## TASK INSTRUCTIONS
Nothing but a number is wanted: the count of lines in the records below that include "description".

## Interface dataset entries
━━━━━━━━━━━━━━━━
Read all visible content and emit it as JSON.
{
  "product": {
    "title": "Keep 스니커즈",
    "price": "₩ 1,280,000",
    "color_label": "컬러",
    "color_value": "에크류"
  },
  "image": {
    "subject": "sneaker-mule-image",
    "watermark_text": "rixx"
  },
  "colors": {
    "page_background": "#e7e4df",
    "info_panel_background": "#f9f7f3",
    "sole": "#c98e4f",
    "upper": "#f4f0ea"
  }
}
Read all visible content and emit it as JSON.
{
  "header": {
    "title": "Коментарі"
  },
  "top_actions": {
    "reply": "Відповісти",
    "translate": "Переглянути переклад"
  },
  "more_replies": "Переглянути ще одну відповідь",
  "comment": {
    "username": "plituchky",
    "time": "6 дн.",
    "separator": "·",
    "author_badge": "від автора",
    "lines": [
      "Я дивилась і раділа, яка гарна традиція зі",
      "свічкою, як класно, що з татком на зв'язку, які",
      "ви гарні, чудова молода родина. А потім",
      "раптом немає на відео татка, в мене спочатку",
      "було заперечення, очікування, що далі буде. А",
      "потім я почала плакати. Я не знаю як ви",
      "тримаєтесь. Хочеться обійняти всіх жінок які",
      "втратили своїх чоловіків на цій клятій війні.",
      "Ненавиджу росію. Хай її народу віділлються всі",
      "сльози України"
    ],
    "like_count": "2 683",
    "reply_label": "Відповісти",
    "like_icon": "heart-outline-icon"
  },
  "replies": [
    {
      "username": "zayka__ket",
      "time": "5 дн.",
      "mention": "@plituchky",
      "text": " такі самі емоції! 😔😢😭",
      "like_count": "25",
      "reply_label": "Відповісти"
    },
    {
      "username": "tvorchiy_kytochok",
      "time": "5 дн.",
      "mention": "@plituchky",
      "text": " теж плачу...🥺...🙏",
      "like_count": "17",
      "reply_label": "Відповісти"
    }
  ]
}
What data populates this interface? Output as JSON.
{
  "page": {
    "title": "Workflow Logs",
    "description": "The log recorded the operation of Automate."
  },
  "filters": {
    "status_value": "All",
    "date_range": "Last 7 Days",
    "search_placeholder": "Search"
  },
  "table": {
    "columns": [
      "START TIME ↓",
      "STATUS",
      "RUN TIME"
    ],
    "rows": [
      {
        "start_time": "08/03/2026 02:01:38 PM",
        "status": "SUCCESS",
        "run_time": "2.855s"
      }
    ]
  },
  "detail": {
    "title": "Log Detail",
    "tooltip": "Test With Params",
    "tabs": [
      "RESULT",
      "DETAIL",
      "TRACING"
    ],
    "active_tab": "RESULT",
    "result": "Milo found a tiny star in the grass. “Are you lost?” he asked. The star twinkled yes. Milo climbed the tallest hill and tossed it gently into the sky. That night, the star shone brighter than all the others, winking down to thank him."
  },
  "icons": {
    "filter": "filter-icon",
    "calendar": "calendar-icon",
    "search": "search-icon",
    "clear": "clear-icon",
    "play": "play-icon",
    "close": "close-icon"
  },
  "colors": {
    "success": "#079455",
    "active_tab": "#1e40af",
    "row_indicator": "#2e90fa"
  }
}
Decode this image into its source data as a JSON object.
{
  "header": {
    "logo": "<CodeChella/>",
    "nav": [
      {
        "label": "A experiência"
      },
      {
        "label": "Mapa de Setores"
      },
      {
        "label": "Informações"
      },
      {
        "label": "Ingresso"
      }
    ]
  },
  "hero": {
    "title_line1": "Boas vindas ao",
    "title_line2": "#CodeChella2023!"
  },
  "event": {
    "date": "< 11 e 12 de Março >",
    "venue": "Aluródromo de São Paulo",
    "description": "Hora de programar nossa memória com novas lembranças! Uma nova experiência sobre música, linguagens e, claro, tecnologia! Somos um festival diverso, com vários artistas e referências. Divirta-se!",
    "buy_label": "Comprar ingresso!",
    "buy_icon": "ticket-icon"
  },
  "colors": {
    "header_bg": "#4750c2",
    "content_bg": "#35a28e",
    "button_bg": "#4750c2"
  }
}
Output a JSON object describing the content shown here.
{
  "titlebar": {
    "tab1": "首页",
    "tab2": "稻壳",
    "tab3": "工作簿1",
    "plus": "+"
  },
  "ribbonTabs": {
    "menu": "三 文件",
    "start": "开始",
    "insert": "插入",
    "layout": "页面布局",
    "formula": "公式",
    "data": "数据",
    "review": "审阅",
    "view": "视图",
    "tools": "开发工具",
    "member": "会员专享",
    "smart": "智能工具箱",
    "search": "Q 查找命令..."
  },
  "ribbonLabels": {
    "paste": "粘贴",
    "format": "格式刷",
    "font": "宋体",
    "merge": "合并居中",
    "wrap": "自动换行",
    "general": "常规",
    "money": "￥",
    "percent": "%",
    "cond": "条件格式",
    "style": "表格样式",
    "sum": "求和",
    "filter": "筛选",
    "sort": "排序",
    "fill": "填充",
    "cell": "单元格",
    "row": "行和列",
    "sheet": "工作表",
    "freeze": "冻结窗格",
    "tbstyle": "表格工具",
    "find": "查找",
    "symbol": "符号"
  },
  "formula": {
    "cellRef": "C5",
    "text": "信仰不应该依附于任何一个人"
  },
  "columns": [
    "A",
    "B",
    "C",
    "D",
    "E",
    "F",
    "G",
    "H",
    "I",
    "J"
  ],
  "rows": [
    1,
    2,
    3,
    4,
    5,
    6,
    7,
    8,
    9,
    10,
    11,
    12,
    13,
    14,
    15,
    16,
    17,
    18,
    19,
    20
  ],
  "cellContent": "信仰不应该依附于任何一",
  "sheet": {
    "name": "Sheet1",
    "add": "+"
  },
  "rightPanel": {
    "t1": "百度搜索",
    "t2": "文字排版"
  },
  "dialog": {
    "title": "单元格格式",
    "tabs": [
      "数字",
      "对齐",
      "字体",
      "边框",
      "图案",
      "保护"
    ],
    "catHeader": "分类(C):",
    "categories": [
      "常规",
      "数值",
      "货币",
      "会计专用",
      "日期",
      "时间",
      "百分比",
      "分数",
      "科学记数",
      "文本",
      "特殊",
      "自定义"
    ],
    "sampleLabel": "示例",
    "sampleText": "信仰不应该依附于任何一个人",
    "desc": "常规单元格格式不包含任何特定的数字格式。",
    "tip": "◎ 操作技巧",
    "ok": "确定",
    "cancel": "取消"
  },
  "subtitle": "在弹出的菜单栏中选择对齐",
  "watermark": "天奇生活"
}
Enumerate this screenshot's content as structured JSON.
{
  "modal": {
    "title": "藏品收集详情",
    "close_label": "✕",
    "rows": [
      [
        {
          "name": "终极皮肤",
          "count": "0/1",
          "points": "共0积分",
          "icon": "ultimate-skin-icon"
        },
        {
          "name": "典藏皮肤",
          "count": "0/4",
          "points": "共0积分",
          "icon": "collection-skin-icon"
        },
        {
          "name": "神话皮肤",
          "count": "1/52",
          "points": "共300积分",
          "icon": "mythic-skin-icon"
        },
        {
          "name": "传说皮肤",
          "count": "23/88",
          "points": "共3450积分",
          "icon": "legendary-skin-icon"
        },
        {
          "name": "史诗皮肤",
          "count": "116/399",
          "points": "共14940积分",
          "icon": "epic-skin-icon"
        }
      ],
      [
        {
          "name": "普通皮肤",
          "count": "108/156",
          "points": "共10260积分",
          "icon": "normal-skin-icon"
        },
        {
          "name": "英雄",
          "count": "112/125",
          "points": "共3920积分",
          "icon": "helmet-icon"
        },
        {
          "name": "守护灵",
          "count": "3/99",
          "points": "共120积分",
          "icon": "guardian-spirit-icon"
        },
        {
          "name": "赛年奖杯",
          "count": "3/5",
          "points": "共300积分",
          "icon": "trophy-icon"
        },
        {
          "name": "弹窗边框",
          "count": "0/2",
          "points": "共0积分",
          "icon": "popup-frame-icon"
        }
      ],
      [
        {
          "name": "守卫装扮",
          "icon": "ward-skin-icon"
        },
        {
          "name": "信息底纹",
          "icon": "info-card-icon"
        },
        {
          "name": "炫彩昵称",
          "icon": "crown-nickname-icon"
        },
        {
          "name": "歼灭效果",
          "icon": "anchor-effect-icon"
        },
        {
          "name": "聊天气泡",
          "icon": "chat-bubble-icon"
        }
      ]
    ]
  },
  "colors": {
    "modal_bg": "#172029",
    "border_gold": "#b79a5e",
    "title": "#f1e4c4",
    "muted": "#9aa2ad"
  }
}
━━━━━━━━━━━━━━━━
## RESPONSE TO THIS EXERCISE
2